Our educational system in the United States is out of date and not preparing students to enter the world as adults ready to succeed. A need to transform our system to not only shift what needs to be learned to meet today’s needs, but also how students are allowed to learn is necessary. David Edwards points out. “Our kids learn within a system of education devised for a world that increasingly does not exist. We “learn,” and after this we “do.” We go to school and then we go to work.This approach does not map very well to personal and professional success in America today.” (Edwards, 2014). Technology has changed our world at an amazing pace over the past few years, and holding on to traditions within education will ultimately leave our students unprepared thereby taxing our country’s economy.
Alvin Toffler once said, “The illiterate of the 21st century will not be those who cannot read and write, but those who cannot learn, unlearn, and relearn.” To obtain this goal, ““we need to shift our instructional approach to a 21st-century learning environment that will provide our students with the most in-demand skills; those that can’t be easily outsourced, automated, or turned into software: creativity, lateral thinking, and problem solving dealing with nonroutine cognitive tasks.” (Crockett, p.32, 2011) Instead of the four R’s, though important, our new focus must change to the four C’s, collaboration, communication, critical thinking, and creativity. These will help propel our students into a successful entry into our ever changing world.
Prior to beginning the technology integration program at Walden University, I had begun to begin the process of changing some of my own pedagogical thinking about the role of the teacher. Now beginning my third course, I am eager to continue to learn how such a transformation will look like within my classroom. In considering the ideas within the readings cited, one of the first hurdles is going to be teaching students how to unlearn what they have been led to believe is how they are to learn. Their understanding of what school looks like and how they should act to be successful, may be a challenge that must be unlearned in order for them to be able to relearn new ideas on how they can learn independently.
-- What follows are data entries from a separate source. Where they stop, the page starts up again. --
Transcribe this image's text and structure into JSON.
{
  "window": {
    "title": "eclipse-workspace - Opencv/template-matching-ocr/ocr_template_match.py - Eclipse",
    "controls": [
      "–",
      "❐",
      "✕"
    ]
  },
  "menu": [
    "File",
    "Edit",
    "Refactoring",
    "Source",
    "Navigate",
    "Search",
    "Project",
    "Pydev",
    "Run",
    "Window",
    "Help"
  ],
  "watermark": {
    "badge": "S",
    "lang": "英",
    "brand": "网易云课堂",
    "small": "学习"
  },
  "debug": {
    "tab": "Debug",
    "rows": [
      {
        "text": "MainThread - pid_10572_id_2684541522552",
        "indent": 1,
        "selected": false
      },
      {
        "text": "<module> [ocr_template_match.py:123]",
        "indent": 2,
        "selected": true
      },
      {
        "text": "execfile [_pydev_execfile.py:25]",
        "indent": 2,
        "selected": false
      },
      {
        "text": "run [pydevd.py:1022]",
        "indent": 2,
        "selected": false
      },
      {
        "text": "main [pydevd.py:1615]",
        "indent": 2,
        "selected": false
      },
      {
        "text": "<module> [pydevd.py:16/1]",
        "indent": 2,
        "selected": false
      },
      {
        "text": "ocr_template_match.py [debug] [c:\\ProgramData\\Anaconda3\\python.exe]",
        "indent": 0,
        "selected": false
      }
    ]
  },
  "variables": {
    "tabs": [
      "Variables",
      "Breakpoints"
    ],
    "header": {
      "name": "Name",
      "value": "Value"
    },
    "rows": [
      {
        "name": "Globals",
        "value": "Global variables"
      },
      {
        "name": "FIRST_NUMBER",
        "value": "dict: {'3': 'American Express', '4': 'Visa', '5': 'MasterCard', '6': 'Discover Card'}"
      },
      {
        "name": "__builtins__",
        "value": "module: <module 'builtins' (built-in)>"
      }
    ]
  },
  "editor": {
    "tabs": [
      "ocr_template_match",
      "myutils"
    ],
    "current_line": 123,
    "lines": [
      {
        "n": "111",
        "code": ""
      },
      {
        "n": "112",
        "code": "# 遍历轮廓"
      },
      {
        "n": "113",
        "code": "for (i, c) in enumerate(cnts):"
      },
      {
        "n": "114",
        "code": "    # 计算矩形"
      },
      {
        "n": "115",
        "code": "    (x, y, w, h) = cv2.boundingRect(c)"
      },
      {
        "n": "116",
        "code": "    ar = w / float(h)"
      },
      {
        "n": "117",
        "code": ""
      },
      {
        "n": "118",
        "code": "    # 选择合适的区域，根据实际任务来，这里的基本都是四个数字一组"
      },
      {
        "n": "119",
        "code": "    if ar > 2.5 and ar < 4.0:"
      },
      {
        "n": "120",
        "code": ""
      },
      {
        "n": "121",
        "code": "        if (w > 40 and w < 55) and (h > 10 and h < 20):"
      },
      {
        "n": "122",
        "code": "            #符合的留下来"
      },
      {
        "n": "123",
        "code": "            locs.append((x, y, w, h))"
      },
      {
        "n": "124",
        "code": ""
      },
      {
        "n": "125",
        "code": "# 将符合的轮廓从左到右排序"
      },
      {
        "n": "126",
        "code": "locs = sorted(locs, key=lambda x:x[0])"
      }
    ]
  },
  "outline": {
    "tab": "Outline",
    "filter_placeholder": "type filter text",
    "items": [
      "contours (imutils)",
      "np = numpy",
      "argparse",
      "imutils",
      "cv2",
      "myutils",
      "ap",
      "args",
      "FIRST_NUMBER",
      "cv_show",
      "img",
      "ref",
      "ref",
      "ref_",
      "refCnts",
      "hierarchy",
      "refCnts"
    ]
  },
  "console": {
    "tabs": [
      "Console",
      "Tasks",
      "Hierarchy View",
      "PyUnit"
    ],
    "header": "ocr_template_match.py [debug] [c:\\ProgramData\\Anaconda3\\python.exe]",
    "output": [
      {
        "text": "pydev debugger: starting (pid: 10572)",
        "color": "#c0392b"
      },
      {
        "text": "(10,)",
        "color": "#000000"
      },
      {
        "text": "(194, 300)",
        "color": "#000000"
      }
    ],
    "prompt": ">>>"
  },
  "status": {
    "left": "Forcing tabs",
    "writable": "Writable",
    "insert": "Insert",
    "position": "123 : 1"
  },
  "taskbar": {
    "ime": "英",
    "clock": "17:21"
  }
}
Then it will be important to follow what J. Voogt’s thoughts, “It is important to stress that technology literacy and fluency are embedded, that is, the use of technology should be seen within specific real-life contexts (Lankshear & Knobel, 2006). To understand such processes we have to look at different contexts where literacy is practiced and given meaning, and how new technologies are changing the nature and processes of meaning-making.” (Voogt, p. 408, 2013)
To be able to help students reshape their thinking about what school and learning looks like in a 21st century classroom, there will be some challenges. Allowing students to learn on their own, without giving them instructions will confuse them and have them disoriented at first. I have changed my science lessons into a project based approach already. Students have been given the freedom to choose the topics that they find most interesting to study on their own or in groups. As they have started the process, it is very hard not to step in and give them direction. They are only scratching the surface of knowledge in their topics of interest. I have been working to provide them with real experiences, such as rock identification kits, or magnets and electricity kits, to explore with on their own. As they work throughout the year, to change their mindset, I will have to celebrate their failures. This will help them to understand that not everything they set out to learn will have a positive outcome. Then I can guide them towards relearning how to research topics with more success.
“Our long-term education goals for the 21st-century learner are: problem solving, creativity, analytic thinking, collaboration, communication, and ethics, action, and accountability.” (Crockett, p.85, 2011) Teaching the skill of learning, unlearning, and relearning, will help meet these long-term goals with our students. As I have pointed out, it will not be an easy task. Not only must students mindsets be changed, but those of their parents, colleagues, administration, and on up to the political arena. I firmly believe, that by making the transformation, students will be able to achieve at a much higher level on the outdated assessments they will have to continue to take, because they will have problem solving and critical thinking skills which will propel them to a deeper understanding. In time, others will see the value of making the change and there may come a time in which new measures of success may be considered that align with these new skills.
Crockett, L., Jukes, I., & Churches, A. (2011). Literacy is not enough: 21st–century fluencies for the digital age. Thousand Oaks, CA: Corwin. IBooks.
Edwards, D. (2014, October 17). American Schools are Training Kids for a World That Doesn’t Exist. Wired Magazine. Retrieved October 25, 2016, from https://www.wired.com/2014/10/on-learning-by-doing/
Voogt, J., Erstad, O., Dede, C., & Mishra, P. (2013). Challenges to learning and schooling in the digital networked world of the 21st century. Journal of Computer Assisted Learning, 29(5), 403–413. Retrieved from Walden University Library. October 24, 2016.